Diagnosis without Knowledge
In the era of cost-effective medicine, we are taught to be judicious when ordering labs and imaging. To do so, we must understand how each test will help us care for our patients.
When it comes to rheumatic disease, however, the average resident lacks such understanding. We send off a battery of immunologic tests with a vague idea of how these results will guide our management. How much do we really care about a positive anti-nuclear antibody (ANA)? How often do we track complement levels, and why are we doing it in the first place? We turn to rheumatologists to guide us every step of the way.
Many of us grow comfortable with this lack of understanding. After all, the expectation for a resident is not to know rheumatology, and there is plenty to learn just in the realm of bread-and-butter internal medicine. This comfort can prove problematic, however, when it interferes with our radar for rheumatic disease. As the first line of care for the hospital, we must know enough to consider these diseases in our differential diagnosis on admission. This is especially important because what we do in the first few hours of admission tends to lead to anchoring bias, which then steers the course of the patient’s hospitalization.
Symptoms may be vague, lab tests require careful interpretation and treatment can prove toxic. Those who have yet to be diagnosed with rheumatic disease may slip through the cracks without appropriate workups. Those with known rheumatic disease may be taken off important disease-modifying medications, leading to disease flares and unanticipated sequelae in the hospital.
Given the significant shortage of rheumatologists, particularly in rural America, internal medicine physicians often must start a workup without the input of a rheumatologist. It follows, then, that our training should prepare us to feel comfortable diagnosing these conditions.
What Exactly Is So Challenging?

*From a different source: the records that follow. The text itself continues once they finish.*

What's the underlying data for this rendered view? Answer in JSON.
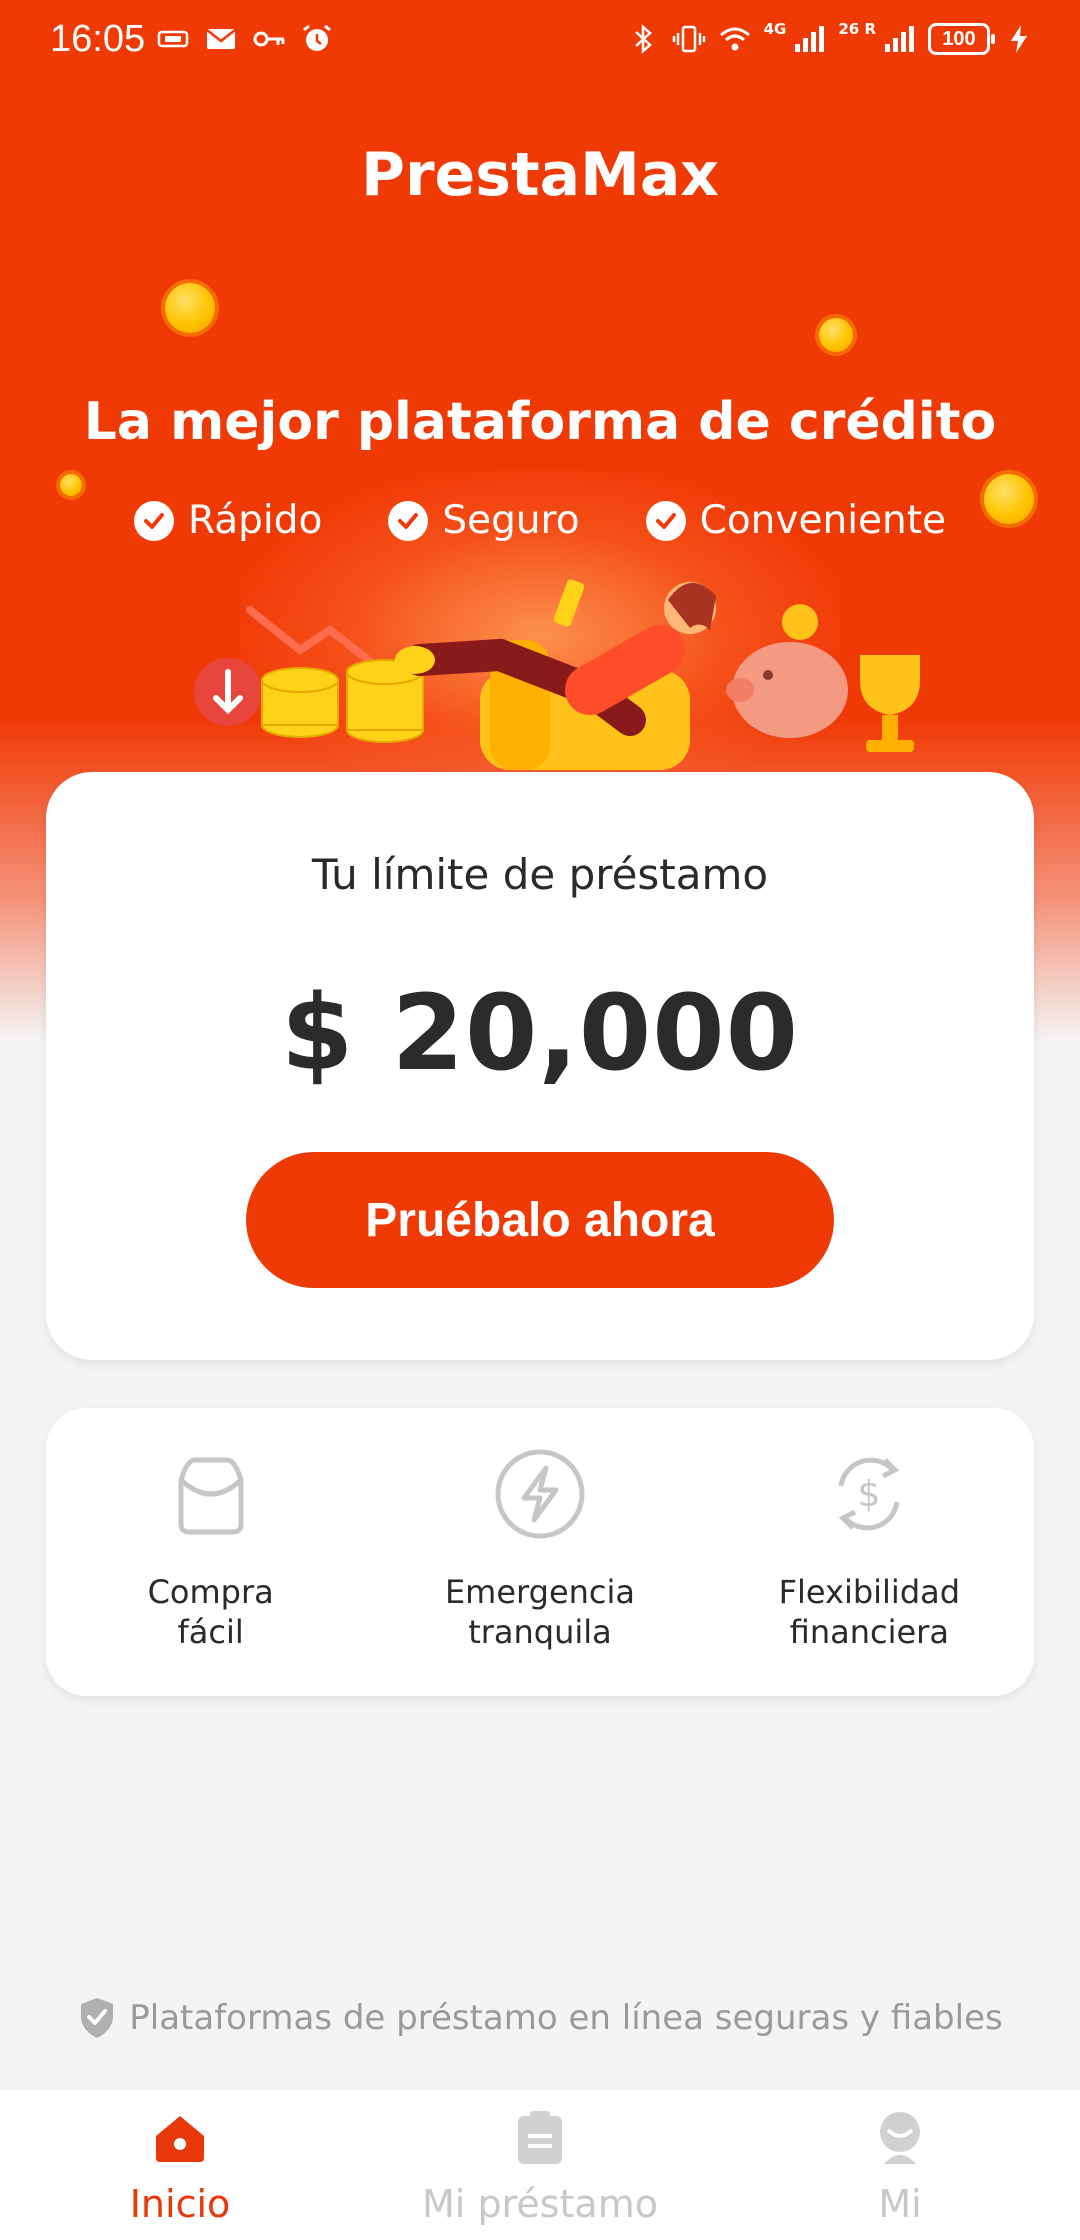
{
  "status_bar": {
    "time": "16:05",
    "battery": "100",
    "signal_1": "4G",
    "signal_2": "26 R"
  },
  "app": {
    "title": "PrestaMax",
    "tagline": "La mejor plataforma de crédito",
    "features": [
      "Rápido",
      "Seguro",
      "Conveniente"
    ]
  },
  "loan": {
    "label": "Tu límite de préstamo",
    "amount": "$ 20,000",
    "cta_label": "Pruébalo ahora"
  },
  "benefits": [
    {
      "icon": "shopping-bag-icon",
      "line1": "Compra",
      "line2": "fácil"
    },
    {
      "icon": "lightning-icon",
      "line1": "Emergencia",
      "line2": "tranquila"
    },
    {
      "icon": "dollar-refresh-icon",
      "line1": "Flexibilidad",
      "line2": "financiera"
    }
  ],
  "secure_note": "Plataformas de préstamo en línea seguras y fiables",
  "nav": [
    {
      "label": "Inicio",
      "icon": "home-icon",
      "active": true
    },
    {
      "label": "Mi préstamo",
      "icon": "clipboard-icon",
      "active": false
    },
    {
      "label": "Mi",
      "icon": "profile-icon",
      "active": false
    }
  ],
  "colors": {
    "brand": "#f03a06",
    "active_nav": "#e8380a",
    "inactive": "#c8c8c8",
    "text_dark": "#2b2b2b"
  }
}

First, there’s a steep learning curve. The field is incredibly dynamic, and guidelines often lag behind practice-altering research developments. In short, the clinical decision-support resource UpToDate is not sufficient for learning the day-to-day practice of rheumatology.